The primary objective was to compare the renal function between the two groups by assessing changes in serum creatinine levels from inclusion up to 12 months. Creatinine clearance, microalbuminuria, and proteinuria were used as secondary endpoints. Immunosuppressive efficacy endpoints included the incidence of acute rejection episodes, the assessment of cardiac function (ejection and shortening fractions), and treatment failure (defined as death or withdrawal from the study for any reason). Any time during participation, the treatment was to be discontinued in patients of the low-dose group who received less than 1.5 g MMF/day for more than 15 consecutive days.
In compliance with the intention-to-treat (ITT) analysis of the primary endpoint, patients who withdrew early were followed up until the end of the study.
Strategy tolerance was assessed by the incidence of adverse events. Vital signs (weight and clinical manifestations) and cardiovascular risk factors (blood pressure, lipid, and glucose profiles) were closely monitored at each outpatient visit.
Following standard clinical procedures, the patients were monitored every two weeks during the first three months, then at months 4, 5, 6, 9, and 12 post-transplantation to assess the efficacy and safety of the strategy. Serum creatinine level was assessed at each visit. Creatinine clearance, proteinuria, and albuminuria were analysed at months 6 and 12. Cystatin C was assessed at inclusion, then at 1, 2, 3, 6, and 12 months.
Endomyocardial biopsies were performed according to local procedures. Biopsy-proven acute rejection episodes were graded by a local pathologist using the International Society for Heart and Lung Transplantation (ISHLT) scale. All biopsies performed over the study period were considered for analysis . Acute rejection episodes were considered serious adverse events and the sponsor was immediately notified.
Forty-five patients in each group (53 recruited for a drop-out of 15%) would ensure a 80% power to detect an 18% reduction in serum creatinine level of the low-dose group, at 12 months, assuming that the mean in the standard-dose group is 140 μmol/L, the common standard deviation is 43, and the two-sided two-group t test significance level is 0.05 .
According to the intention-to-treat (ITT) principle, analyses were performed on all 95 randomised patients.

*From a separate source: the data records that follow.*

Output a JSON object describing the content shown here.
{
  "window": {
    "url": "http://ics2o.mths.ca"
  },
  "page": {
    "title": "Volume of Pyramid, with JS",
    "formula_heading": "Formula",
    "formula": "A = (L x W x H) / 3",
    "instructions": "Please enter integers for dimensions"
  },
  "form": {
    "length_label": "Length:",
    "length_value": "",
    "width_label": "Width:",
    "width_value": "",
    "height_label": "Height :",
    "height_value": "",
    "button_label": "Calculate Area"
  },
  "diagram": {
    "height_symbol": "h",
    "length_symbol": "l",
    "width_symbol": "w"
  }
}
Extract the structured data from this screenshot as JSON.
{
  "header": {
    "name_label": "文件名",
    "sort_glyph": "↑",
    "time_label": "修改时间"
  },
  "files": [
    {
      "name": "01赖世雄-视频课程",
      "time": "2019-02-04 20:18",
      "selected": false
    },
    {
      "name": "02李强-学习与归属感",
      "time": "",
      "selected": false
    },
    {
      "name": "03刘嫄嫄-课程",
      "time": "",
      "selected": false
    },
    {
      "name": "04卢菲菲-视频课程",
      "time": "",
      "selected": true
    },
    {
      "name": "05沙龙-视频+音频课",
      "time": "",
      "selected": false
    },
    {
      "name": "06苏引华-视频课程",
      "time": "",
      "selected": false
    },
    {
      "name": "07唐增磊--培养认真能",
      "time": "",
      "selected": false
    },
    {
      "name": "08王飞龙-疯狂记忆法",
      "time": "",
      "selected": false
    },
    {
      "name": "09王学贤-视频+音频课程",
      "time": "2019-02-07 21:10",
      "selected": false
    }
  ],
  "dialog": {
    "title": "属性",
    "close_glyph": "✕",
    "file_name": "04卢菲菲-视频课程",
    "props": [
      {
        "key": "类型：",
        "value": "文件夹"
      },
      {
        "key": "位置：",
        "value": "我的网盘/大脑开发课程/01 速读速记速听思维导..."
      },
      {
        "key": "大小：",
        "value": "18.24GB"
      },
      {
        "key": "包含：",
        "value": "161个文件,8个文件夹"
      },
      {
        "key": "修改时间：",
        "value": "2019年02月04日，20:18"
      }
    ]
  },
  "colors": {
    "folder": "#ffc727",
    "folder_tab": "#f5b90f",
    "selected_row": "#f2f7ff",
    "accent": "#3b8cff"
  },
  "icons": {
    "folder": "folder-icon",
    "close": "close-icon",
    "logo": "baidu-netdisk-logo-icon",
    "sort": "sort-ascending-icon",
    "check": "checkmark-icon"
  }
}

Given biological variability and the imprecision of measurements, a mixed model of co-variance was used to take into account all available measures. The main analysis focused on a three- to twelve-month interval. It tested the effects of treatment at three months (low dose vs. standard dose) and whether the expected change lasted until the end of follow-up, when both groups started to receive the same low dose. Missing data were included as random events. The treatment effect was tested both on the intercept (treatment effect at three months) and on the slope (interaction between treatment and time of follow-up). The likelihood ratio test was used for this test comparing the models given below:
Where ηij is the predicted creatinine value (log10-transformed) for patient i and measurement j, X1ij is the time elapsed after transplantation (in days), X2i is the patient group, X1ij X2i is the interaction between the patient group and the time interval, Ui0 is the random intercept for patient i, and Ui1 is the random slope for patient i.
A box plot distribution was used to describe changes in creatinine level over time by treatment group.
A post hoc analysis was conducted on the primary endpoint dichotomised according to a clinically meaningful threshold (>120 μmol/L) in order to check that the low dose was able to decrease the proportion of patient over this threshold after three months and/or up to twelve months.
The threshold of 120 μmol/L was considered as clinically critical on the basis of literature data and clinical observations [18, 19]. Our hypothesis was that the low dose could have a greater impact among the patients with the highest creatinine values. A hierarchical logistic regression model using a penalised quasi-likelihood method (glmmPQL) was used to test this hypothesis. The formula was similar to Model 2, but here, ηij was the probability of having a creatinine level over the threshold (logit transformation).
The statistical analysis used R and SAS™ softwares.